With both interest rate and inflationary pressures impacting on fiscal policy settings, a carry-over deficit and the Queensland floods to pay for, most were expecting a tight budget - which is what we got.
Long-suffering Sydney motorists however will be dismayed to find that a major feasibility study to alleviate traffic pressures on Sydney's outer arterials (the F3 to M2 'orbital' project) has been pushed back to 2015 and beyond.
There is however an extra $750million for NSW to continue duplication works on the Pacific Highway (available if matched by the state government); plus funding for the Tenterfield bypass and Bolivia highway, and Holbrook and Bega bypasses, as part of $2.4 billion ear-marked for NSW projects this financial year.
Roads both into and out of Sydney, Melbourne and Brisbane are long overdue for major upgrades; but mostly overlooked in this Budget. Delays to needed road infrastructure spending is bad news for productivity.
Grid-locked arterials in Melbourne and Sydney, thanks to years and years of neglect, spiralling outer-suburban populations, and inept planning by state governments and their departments, are hurting business and the economy, not to mention infuriating commuters.
The pickings for Victoria are slim with $448 million allocated to the Regional Rail Link, plus additional commitments to extend the Geelong Ring Road, to strengthen the West Gate Bridge, to realign the Western Highway and widen Clyde Road in Berwick.
How is it that roads, rail and ports continually find themselves at the back of the bus with delayed projects and spending come Budget night? Compare this Budget with the $25 billion promised to rail, road and port projects as part of the 2009 Federal Budget.
On the plus side, and expected to save the Government in excess of $1billion, the Treasurer has addressed Fringe Benefits Tax (FBT) applied to cars supplied to individuals as part of a salary package.
Replacing an absurd regime whereby the tax benefit increased with increased vehicle use (ie. the more kilometres you drove, the greater the tax concession), and which thus saw cars been driven senselessly to simply rack-up extra kilometres as the financial year drew to a close, has been replaced by a single 20 percent taxable rate against the value of the car.
(Under the old regime, if you drove less than 10,000km in a year, you were taxed on 26 percent of the car’s value. This dropped to 20 percent if you drove more than 10,000km, dropping again to 11 percent if you covered more than 25,000km and sliding to seven percent at 40,000km covered within the financial year.)
For small businesses, there was also a little joy on capital purchases.
They will now qualify for a $5000 tax concession for new capital outlays for the business, which includes vehicle purchases.
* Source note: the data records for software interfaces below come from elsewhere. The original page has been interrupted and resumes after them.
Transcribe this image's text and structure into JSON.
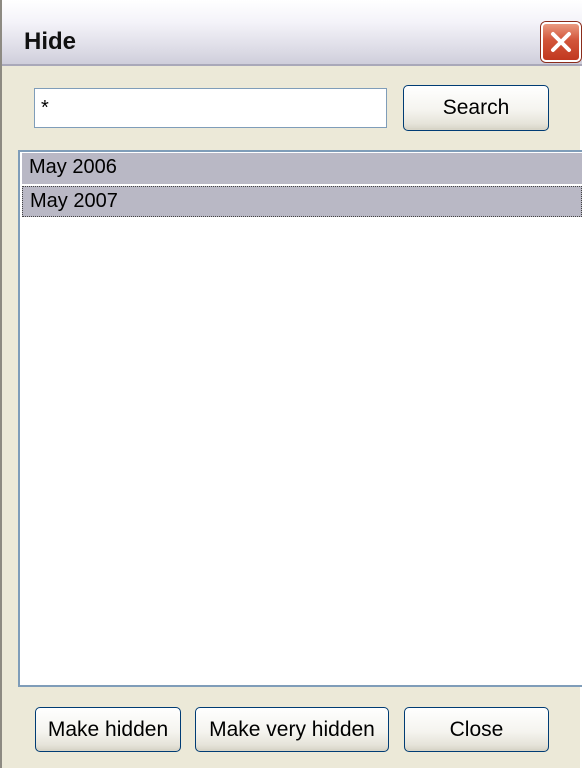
{
  "window": {
    "title": "Hide"
  },
  "search": {
    "value": "*",
    "button_label": "Search"
  },
  "list": {
    "items": [
      "May 2006",
      "May 2007"
    ]
  },
  "footer": {
    "make_hidden_label": "Make hidden",
    "make_very_hidden_label": "Make very hidden",
    "close_label": "Close"
  },
  "colors": {
    "titlebar": "#dedde7",
    "close_button": "#d2553a",
    "selected_item": "#b9b8c5",
    "input_border": "#7f9db9"
  }
}
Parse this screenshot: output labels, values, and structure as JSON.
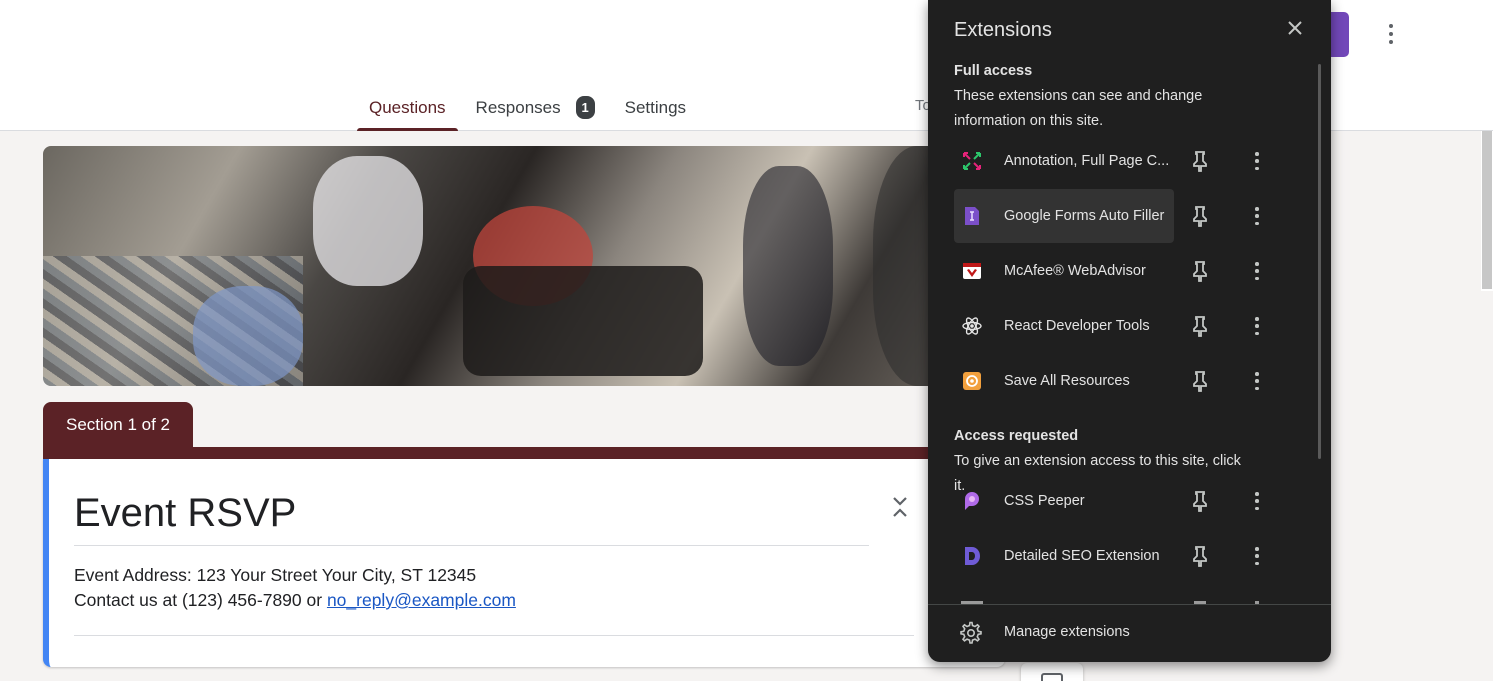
{
  "tabs": [
    {
      "label": "Questions",
      "active": true
    },
    {
      "label": "Responses",
      "badge": "1"
    },
    {
      "label": "Settings"
    }
  ],
  "header": {
    "total_peek": "To"
  },
  "section": {
    "label": "Section 1 of 2"
  },
  "form": {
    "title": "Event RSVP",
    "address": "Event Address: 123 Your Street Your City, ST 12345",
    "contact_prefix": "Contact us at (123) 456-7890 or ",
    "contact_email": "no_reply@example.com"
  },
  "extensions": {
    "title": "Extensions",
    "full_access": {
      "heading": "Full access",
      "description": "These extensions can see and change information on this site.",
      "items": [
        {
          "name": "Annotation, Full Page C...",
          "icon": "annotation-icon",
          "color": "#e6237a"
        },
        {
          "name": "Google Forms Auto Filler",
          "icon": "forms-auto-filler-icon",
          "color": "#7b4fc9"
        },
        {
          "name": "McAfee® WebAdvisor",
          "icon": "mcafee-icon",
          "color": "#c01818"
        },
        {
          "name": "React Developer Tools",
          "icon": "react-icon",
          "color": "#e3e3e3"
        },
        {
          "name": "Save All Resources",
          "icon": "save-resources-icon",
          "color": "#f2a03d"
        }
      ]
    },
    "access_requested": {
      "heading": "Access requested",
      "description": "To give an extension access to this site, click it.",
      "items": [
        {
          "name": "CSS Peeper",
          "icon": "css-peeper-icon",
          "color": "#b06ae8"
        },
        {
          "name": "Detailed SEO Extension",
          "icon": "detailed-seo-icon",
          "color": "#6f5bd6"
        }
      ]
    },
    "manage_label": "Manage extensions"
  }
}
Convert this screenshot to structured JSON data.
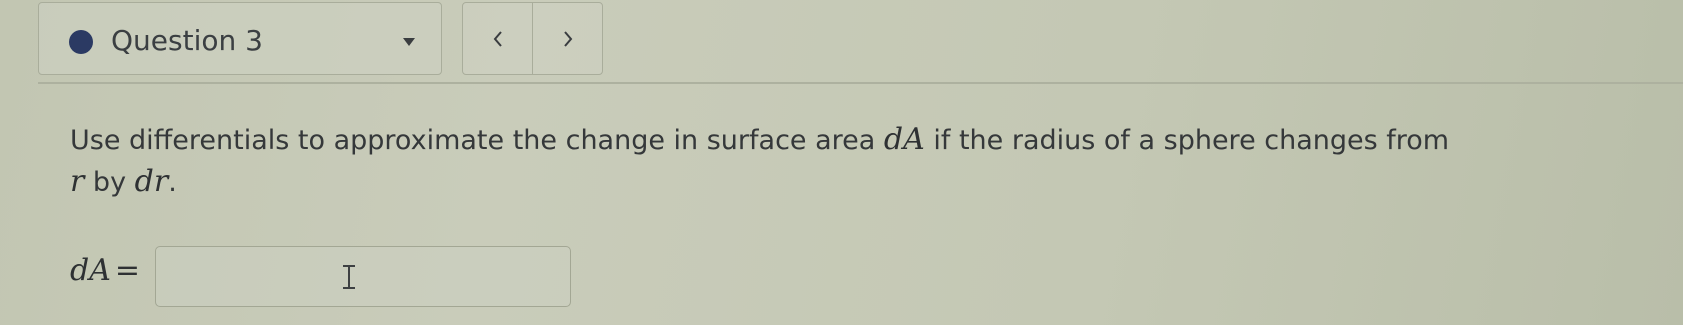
{
  "question_nav": {
    "status": "unanswered",
    "status_color": "#2b3a63",
    "label": "Question 3",
    "dropdown_icon": "caret-down-icon",
    "prev_icon": "chevron-left-icon",
    "next_icon": "chevron-right-icon"
  },
  "prompt": {
    "text_before": "Use differentials to approximate the change in surface area ",
    "symbol_area": "dA",
    "text_middle": " if the radius of a sphere changes from",
    "symbol_r": "r",
    "text_by": " by ",
    "symbol_dr": "dr",
    "text_end": "."
  },
  "answer": {
    "label": "dA",
    "equals": "=",
    "value": "",
    "cursor_icon": "text-cursor-icon"
  }
}
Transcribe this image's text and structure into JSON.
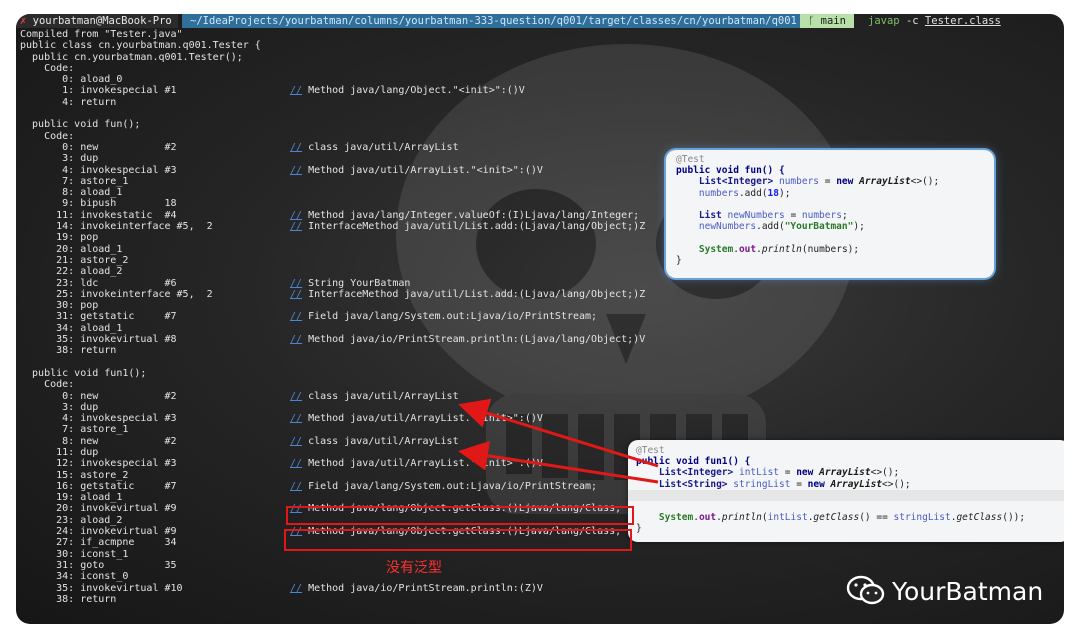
{
  "topbar": {
    "user_host": "yourbatman@MacBook-Pro",
    "path": "~/IdeaProjects/yourbatman/columns/yourbatman-333-question/q001/target/classes/cn/yourbatman/q001",
    "branch": "main",
    "cmd_prog": "javap",
    "cmd_flag": "-c",
    "cmd_arg": "Tester.class"
  },
  "terminal": {
    "lines": [
      {
        "code": "Compiled from \"Tester.java\"",
        "comment": ""
      },
      {
        "code": "public class cn.yourbatman.q001.Tester {",
        "comment": ""
      },
      {
        "code": "  public cn.yourbatman.q001.Tester();",
        "comment": ""
      },
      {
        "code": "    Code:",
        "comment": ""
      },
      {
        "code": "       0: aload_0",
        "comment": ""
      },
      {
        "code": "       1: invokespecial #1",
        "comment": "Method java/lang/Object.\"<init>\":()V"
      },
      {
        "code": "       4: return",
        "comment": ""
      },
      {
        "code": "",
        "comment": ""
      },
      {
        "code": "  public void fun();",
        "comment": ""
      },
      {
        "code": "    Code:",
        "comment": ""
      },
      {
        "code": "       0: new           #2",
        "comment": "class java/util/ArrayList"
      },
      {
        "code": "       3: dup",
        "comment": ""
      },
      {
        "code": "       4: invokespecial #3",
        "comment": "Method java/util/ArrayList.\"<init>\":()V"
      },
      {
        "code": "       7: astore_1",
        "comment": ""
      },
      {
        "code": "       8: aload_1",
        "comment": ""
      },
      {
        "code": "       9: bipush        18",
        "comment": ""
      },
      {
        "code": "      11: invokestatic  #4",
        "comment": "Method java/lang/Integer.valueOf:(I)Ljava/lang/Integer;"
      },
      {
        "code": "      14: invokeinterface #5,  2",
        "comment": "InterfaceMethod java/util/List.add:(Ljava/lang/Object;)Z"
      },
      {
        "code": "      19: pop",
        "comment": ""
      },
      {
        "code": "      20: aload_1",
        "comment": ""
      },
      {
        "code": "      21: astore_2",
        "comment": ""
      },
      {
        "code": "      22: aload_2",
        "comment": ""
      },
      {
        "code": "      23: ldc           #6",
        "comment": "String YourBatman"
      },
      {
        "code": "      25: invokeinterface #5,  2",
        "comment": "InterfaceMethod java/util/List.add:(Ljava/lang/Object;)Z"
      },
      {
        "code": "      30: pop",
        "comment": ""
      },
      {
        "code": "      31: getstatic     #7",
        "comment": "Field java/lang/System.out:Ljava/io/PrintStream;"
      },
      {
        "code": "      34: aload_1",
        "comment": ""
      },
      {
        "code": "      35: invokevirtual #8",
        "comment": "Method java/io/PrintStream.println:(Ljava/lang/Object;)V"
      },
      {
        "code": "      38: return",
        "comment": ""
      },
      {
        "code": "",
        "comment": ""
      },
      {
        "code": "  public void fun1();",
        "comment": ""
      },
      {
        "code": "    Code:",
        "comment": ""
      },
      {
        "code": "       0: new           #2",
        "comment": "class java/util/ArrayList"
      },
      {
        "code": "       3: dup",
        "comment": ""
      },
      {
        "code": "       4: invokespecial #3",
        "comment": "Method java/util/ArrayList.\"<init>\":()V"
      },
      {
        "code": "       7: astore_1",
        "comment": ""
      },
      {
        "code": "       8: new           #2",
        "comment": "class java/util/ArrayList"
      },
      {
        "code": "      11: dup",
        "comment": ""
      },
      {
        "code": "      12: invokespecial #3",
        "comment": "Method java/util/ArrayList.\"<init>\":()V"
      },
      {
        "code": "      15: astore_2",
        "comment": ""
      },
      {
        "code": "      16: getstatic     #7",
        "comment": "Field java/lang/System.out:Ljava/io/PrintStream;"
      },
      {
        "code": "      19: aload_1",
        "comment": ""
      },
      {
        "code": "      20: invokevirtual #9",
        "comment": "Method java/lang/Object.getClass:()Ljava/lang/Class;"
      },
      {
        "code": "      23: aload_2",
        "comment": ""
      },
      {
        "code": "      24: invokevirtual #9",
        "comment": "Method java/lang/Object.getClass:()Ljava/lang/Class;"
      },
      {
        "code": "      27: if_acmpne     34",
        "comment": ""
      },
      {
        "code": "      30: iconst_1",
        "comment": ""
      },
      {
        "code": "      31: goto          35",
        "comment": ""
      },
      {
        "code": "      34: iconst_0",
        "comment": ""
      },
      {
        "code": "      35: invokevirtual #10",
        "comment": "Method java/io/PrintStream.println:(Z)V"
      },
      {
        "code": "      38: return",
        "comment": ""
      }
    ]
  },
  "card1": {
    "annotation": "@Test",
    "signature": "public void fun() {",
    "l1_type": "List<Integer>",
    "l1_var": "numbers",
    "l1_eq": " = ",
    "l1_new": "new",
    "l1_cls": "ArrayList",
    "l1_end": "<>();",
    "l2_var": "numbers",
    "l2_call": ".add(",
    "l2_num": "18",
    "l2_end": ");",
    "l3_type": "List",
    "l3_var": "newNumbers",
    "l3_eq": " = ",
    "l3_rhs": "numbers",
    "l3_end": ";",
    "l4_var": "newNumbers",
    "l4_call": ".add(",
    "l4_str": "\"YourBatman\"",
    "l4_end": ");",
    "l5_sys": "System",
    "l5_out": "out",
    "l5_call": "println",
    "l5_args": "(numbers);",
    "close": "}"
  },
  "card2": {
    "annotation": "@Test",
    "signature": "public void fun1() {",
    "l1_type": "List<Integer>",
    "l1_var": "intList",
    "l1_eq": " = ",
    "l1_new": "new",
    "l1_cls": "ArrayList",
    "l1_end": "<>();",
    "l2_type": "List<String>",
    "l2_var": "stringList",
    "l2_eq": " = ",
    "l2_new": "new",
    "l2_cls": "ArrayList",
    "l2_end": "<>();",
    "l3_sys": "System",
    "l3_out": "out",
    "l3_call": "println",
    "l3_a": "intList",
    "l3_gc": "getClass",
    "l3_mid": "() == ",
    "l3_b": "stringList",
    "l3_end": "());",
    "close": "}"
  },
  "annotation_note": "没有泛型",
  "brand": {
    "name": "YourBatman",
    "icon": "wechat-icon"
  },
  "colors": {
    "accent_red": "#e01818",
    "path_blue": "#2f6f9a",
    "branch_green": "#b8e0a8",
    "comment_blue": "#4d86d0"
  }
}
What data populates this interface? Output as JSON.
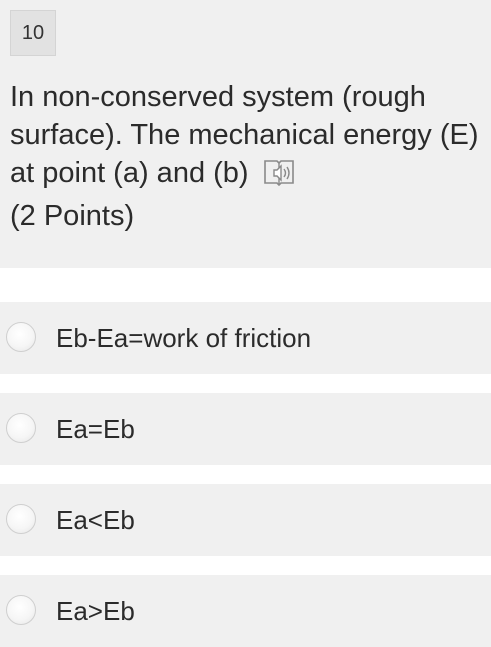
{
  "question": {
    "number": "10",
    "line1": "In non-conserved system (rough",
    "line2": "surface). The mechanical energy (E)",
    "line3": "at point (a) and (b)",
    "points": "(2 Points)",
    "reader_icon": "immersive-reader-icon"
  },
  "options": [
    {
      "label": "Eb-Ea=work of friction"
    },
    {
      "label": "Ea=Eb"
    },
    {
      "label": "Ea<Eb"
    },
    {
      "label": "Ea>Eb"
    }
  ],
  "colors": {
    "panel_background": "#f0f0f0",
    "page_background": "#ffffff",
    "text": "#2b2b2b",
    "radio_border": "#cfcfcf"
  }
}
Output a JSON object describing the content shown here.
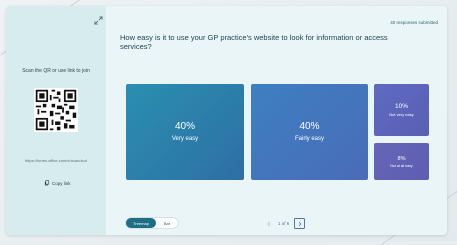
{
  "left": {
    "scan_text": "Scan the QR or use link to join",
    "url": "https://forms.office.com/e/ucandcut",
    "copy_label": "Copy link"
  },
  "main": {
    "responses": "40 responses submitted",
    "question": "How easy is it to use your GP practice's website to look for information or access services?"
  },
  "results": [
    {
      "percent": "40%",
      "label": "Very easy",
      "value": 0.4
    },
    {
      "percent": "40%",
      "label": "Fairly easy",
      "value": 0.4
    },
    {
      "percent": "10%",
      "label": "Not very easy",
      "value": 0.1
    },
    {
      "percent": "8%",
      "label": "Not at all easy",
      "value": 0.08
    }
  ],
  "controls": {
    "toggle_on": "Treemap",
    "toggle_off": "Bar",
    "page_indicator": "1 of 6"
  }
}
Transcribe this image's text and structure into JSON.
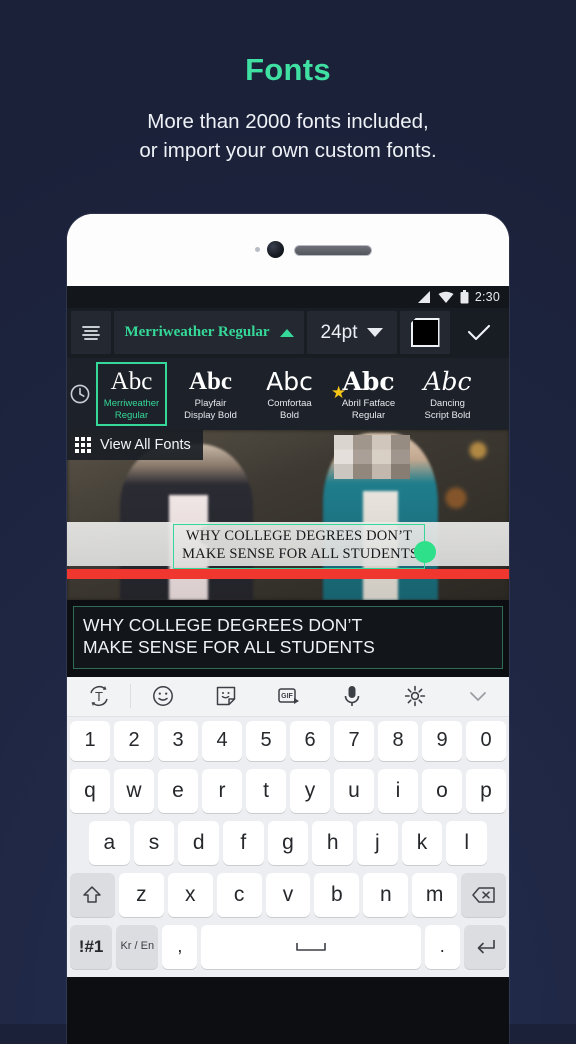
{
  "promo": {
    "title": "Fonts",
    "subtitle_line1": "More than 2000 fonts included,",
    "subtitle_line2": "or import your own custom fonts."
  },
  "colors": {
    "accent_green": "#3fe0a2",
    "toolbar_green": "#35d898",
    "handle_green": "#2ee08a",
    "progress_red": "#f0372f",
    "background_navy": "#1e2642",
    "star_yellow": "#f5c518"
  },
  "statusbar": {
    "time": "2:30",
    "icons": [
      "signal-icon",
      "wifi-icon",
      "battery-icon"
    ]
  },
  "font_toolbar": {
    "align_icon": "text-align-icon",
    "font_name": "Merriweather Regular",
    "font_name_caret": "caret-up-icon",
    "font_size": "24pt",
    "font_size_caret": "caret-down-icon",
    "color_swatch": "color-swatch-black",
    "confirm_icon": "checkmark-icon"
  },
  "font_carousel": {
    "recent_icon": "clock-icon",
    "sample_text": "Abc",
    "items": [
      {
        "label_line1": "Merriweather",
        "label_line2": "Regular",
        "selected": true,
        "starred": false
      },
      {
        "label_line1": "Playfair",
        "label_line2": "Display Bold",
        "selected": false,
        "starred": false
      },
      {
        "label_line1": "Comfortaa",
        "label_line2": "Bold",
        "selected": false,
        "starred": false
      },
      {
        "label_line1": "Abril Fatface",
        "label_line2": "Regular",
        "selected": false,
        "starred": true
      },
      {
        "label_line1": "Dancing",
        "label_line2": "Script Bold",
        "selected": false,
        "starred": false
      }
    ]
  },
  "preview": {
    "view_all_fonts_label": "View All Fonts",
    "view_all_fonts_icon": "grid-icon",
    "caption_line1": "WHY COLLEGE DEGREES DON’T",
    "caption_line2": "MAKE SENSE FOR ALL STUDENTS",
    "drag_handle": "resize-handle",
    "progress_bar": "timeline-progress"
  },
  "editor": {
    "text_line1": "WHY COLLEGE DEGREES DON’T",
    "text_line2": "MAKE SENSE FOR ALL STUDENTS"
  },
  "keyboard": {
    "toolbar_icons": [
      "translate-icon",
      "emoji-icon",
      "sticker-icon",
      "gif-icon",
      "microphone-icon",
      "settings-icon",
      "chevron-down-icon"
    ],
    "row_numbers": [
      "1",
      "2",
      "3",
      "4",
      "5",
      "6",
      "7",
      "8",
      "9",
      "0"
    ],
    "row_top": [
      "q",
      "w",
      "e",
      "r",
      "t",
      "y",
      "u",
      "i",
      "o",
      "p"
    ],
    "row_home": [
      "a",
      "s",
      "d",
      "f",
      "g",
      "h",
      "j",
      "k",
      "l"
    ],
    "row_bottom": [
      "z",
      "x",
      "c",
      "v",
      "b",
      "n",
      "m"
    ],
    "shift_key": "shift-icon",
    "backspace_key": "backspace-icon",
    "symbols_key": "!#1",
    "language_key_top": "Kr",
    "language_key_bottom": "En",
    "comma_key": ",",
    "space_key": "space-icon",
    "period_key": ".",
    "enter_key": "enter-icon"
  }
}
In other words, a $5000 claimable rebate off their tax. This will likely sell a few more utes and SUVs with heavy-duty towbars.
- Tim O'Brien, TMR Managing Editor.